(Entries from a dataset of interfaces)
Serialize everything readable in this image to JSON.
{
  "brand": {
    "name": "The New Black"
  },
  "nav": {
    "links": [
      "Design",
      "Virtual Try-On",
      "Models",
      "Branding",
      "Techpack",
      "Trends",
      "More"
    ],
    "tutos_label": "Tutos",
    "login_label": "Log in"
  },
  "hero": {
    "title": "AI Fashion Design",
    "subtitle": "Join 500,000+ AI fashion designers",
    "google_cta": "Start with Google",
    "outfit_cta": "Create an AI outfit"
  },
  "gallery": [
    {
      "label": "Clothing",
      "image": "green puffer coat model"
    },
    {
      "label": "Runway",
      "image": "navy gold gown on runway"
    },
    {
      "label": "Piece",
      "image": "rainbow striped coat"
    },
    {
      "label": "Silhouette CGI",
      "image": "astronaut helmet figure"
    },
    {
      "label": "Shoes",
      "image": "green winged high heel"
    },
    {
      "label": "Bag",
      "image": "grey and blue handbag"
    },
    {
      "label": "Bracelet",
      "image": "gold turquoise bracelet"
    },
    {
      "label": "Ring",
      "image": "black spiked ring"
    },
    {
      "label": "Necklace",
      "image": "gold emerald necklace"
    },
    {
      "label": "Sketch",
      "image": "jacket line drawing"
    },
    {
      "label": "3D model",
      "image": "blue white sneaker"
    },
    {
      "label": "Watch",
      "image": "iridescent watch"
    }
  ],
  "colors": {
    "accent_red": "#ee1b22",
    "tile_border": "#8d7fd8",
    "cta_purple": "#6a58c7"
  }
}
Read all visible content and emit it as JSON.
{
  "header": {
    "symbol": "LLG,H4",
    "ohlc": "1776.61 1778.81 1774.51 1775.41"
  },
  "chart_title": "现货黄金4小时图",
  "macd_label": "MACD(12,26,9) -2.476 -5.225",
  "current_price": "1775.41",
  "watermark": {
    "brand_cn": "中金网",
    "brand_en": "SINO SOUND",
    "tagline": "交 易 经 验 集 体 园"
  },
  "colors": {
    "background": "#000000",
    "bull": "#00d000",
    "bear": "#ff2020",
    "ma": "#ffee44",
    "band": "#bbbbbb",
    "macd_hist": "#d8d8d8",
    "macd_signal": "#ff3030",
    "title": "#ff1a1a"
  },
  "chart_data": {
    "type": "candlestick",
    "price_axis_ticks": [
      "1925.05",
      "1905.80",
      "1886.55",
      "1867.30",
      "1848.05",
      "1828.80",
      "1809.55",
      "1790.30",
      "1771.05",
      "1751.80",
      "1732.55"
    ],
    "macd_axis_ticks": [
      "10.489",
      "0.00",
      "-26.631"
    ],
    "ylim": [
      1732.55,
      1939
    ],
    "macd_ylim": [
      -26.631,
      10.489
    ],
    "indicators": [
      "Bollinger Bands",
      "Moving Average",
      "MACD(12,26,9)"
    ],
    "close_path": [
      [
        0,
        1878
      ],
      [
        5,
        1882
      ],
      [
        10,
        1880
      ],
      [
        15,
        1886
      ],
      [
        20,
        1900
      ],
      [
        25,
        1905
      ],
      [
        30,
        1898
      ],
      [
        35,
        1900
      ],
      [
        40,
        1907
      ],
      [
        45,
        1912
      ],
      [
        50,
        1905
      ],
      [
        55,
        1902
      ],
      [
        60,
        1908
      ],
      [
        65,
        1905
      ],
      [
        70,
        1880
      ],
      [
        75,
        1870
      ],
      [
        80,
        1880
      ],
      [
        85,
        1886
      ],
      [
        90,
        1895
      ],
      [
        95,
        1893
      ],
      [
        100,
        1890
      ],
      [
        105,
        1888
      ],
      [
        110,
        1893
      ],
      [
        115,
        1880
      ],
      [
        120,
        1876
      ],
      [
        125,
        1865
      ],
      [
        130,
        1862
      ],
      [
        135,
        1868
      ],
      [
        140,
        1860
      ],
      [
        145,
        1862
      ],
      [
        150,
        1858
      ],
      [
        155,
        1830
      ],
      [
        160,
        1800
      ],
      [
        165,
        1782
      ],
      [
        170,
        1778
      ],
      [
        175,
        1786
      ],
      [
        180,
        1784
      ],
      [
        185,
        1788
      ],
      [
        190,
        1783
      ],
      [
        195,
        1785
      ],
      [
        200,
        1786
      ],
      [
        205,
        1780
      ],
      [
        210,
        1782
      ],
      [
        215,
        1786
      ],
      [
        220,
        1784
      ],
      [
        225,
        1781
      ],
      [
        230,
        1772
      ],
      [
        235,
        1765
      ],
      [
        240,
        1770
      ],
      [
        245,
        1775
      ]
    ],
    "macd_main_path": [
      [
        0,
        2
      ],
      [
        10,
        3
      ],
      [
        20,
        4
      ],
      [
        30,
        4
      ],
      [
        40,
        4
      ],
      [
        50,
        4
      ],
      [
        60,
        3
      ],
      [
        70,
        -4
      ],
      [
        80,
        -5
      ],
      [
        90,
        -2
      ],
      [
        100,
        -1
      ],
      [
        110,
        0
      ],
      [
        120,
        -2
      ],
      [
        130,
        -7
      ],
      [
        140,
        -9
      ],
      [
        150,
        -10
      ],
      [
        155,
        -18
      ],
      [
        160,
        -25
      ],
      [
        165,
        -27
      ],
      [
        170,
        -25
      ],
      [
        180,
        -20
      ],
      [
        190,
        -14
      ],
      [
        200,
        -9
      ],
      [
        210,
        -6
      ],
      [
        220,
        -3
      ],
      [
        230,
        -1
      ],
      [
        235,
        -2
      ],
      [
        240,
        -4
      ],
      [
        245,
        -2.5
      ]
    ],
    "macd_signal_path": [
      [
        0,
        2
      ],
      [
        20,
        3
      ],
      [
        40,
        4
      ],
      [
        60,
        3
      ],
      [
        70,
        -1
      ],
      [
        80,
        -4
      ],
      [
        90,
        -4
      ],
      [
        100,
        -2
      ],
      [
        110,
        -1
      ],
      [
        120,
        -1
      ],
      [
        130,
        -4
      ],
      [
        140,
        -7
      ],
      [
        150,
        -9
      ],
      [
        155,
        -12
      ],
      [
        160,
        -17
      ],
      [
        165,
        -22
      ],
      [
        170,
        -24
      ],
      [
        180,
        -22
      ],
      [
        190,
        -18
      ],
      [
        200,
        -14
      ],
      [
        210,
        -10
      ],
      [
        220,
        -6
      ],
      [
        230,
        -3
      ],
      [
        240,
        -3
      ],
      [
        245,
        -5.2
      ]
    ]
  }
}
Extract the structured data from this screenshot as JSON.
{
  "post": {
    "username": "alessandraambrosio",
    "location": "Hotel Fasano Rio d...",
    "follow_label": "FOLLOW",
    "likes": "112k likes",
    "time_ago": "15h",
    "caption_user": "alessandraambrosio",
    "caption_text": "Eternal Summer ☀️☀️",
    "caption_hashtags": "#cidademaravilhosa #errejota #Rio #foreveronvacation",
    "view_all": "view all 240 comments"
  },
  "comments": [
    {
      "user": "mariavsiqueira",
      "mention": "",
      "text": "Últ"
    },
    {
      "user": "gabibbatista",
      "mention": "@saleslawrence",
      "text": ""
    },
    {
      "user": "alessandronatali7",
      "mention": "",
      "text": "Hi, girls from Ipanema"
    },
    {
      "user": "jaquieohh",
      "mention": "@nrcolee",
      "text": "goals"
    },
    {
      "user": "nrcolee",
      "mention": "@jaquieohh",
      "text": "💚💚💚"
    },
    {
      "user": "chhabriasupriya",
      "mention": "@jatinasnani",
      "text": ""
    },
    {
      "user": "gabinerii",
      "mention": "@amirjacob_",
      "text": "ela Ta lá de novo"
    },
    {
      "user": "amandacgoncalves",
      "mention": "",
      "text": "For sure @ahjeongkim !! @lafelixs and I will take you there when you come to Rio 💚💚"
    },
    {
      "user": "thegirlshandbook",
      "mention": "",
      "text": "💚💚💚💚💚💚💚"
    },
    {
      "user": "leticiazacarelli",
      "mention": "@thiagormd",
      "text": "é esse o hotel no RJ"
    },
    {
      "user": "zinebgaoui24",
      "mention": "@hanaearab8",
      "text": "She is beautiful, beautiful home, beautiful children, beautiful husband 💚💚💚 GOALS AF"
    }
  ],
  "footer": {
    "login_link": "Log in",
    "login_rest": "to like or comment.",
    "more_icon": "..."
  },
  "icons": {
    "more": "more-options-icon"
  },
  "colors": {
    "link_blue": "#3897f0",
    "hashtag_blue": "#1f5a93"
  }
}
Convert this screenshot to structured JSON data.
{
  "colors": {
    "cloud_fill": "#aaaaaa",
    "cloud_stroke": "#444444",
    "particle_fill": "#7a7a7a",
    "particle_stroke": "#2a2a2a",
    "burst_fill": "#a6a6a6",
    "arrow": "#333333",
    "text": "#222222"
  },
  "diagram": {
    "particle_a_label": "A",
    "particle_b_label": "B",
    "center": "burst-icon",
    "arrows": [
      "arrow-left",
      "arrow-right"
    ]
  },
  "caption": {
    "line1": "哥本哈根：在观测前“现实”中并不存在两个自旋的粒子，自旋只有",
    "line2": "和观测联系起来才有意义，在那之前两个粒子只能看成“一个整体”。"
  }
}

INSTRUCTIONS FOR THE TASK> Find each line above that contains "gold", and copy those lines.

SOLUTION TO THIS PROBLEM>
      "image": "navy gold gown on runway"
      "image": "gold turquoise bracelet"
      "image": "gold emerald necklace"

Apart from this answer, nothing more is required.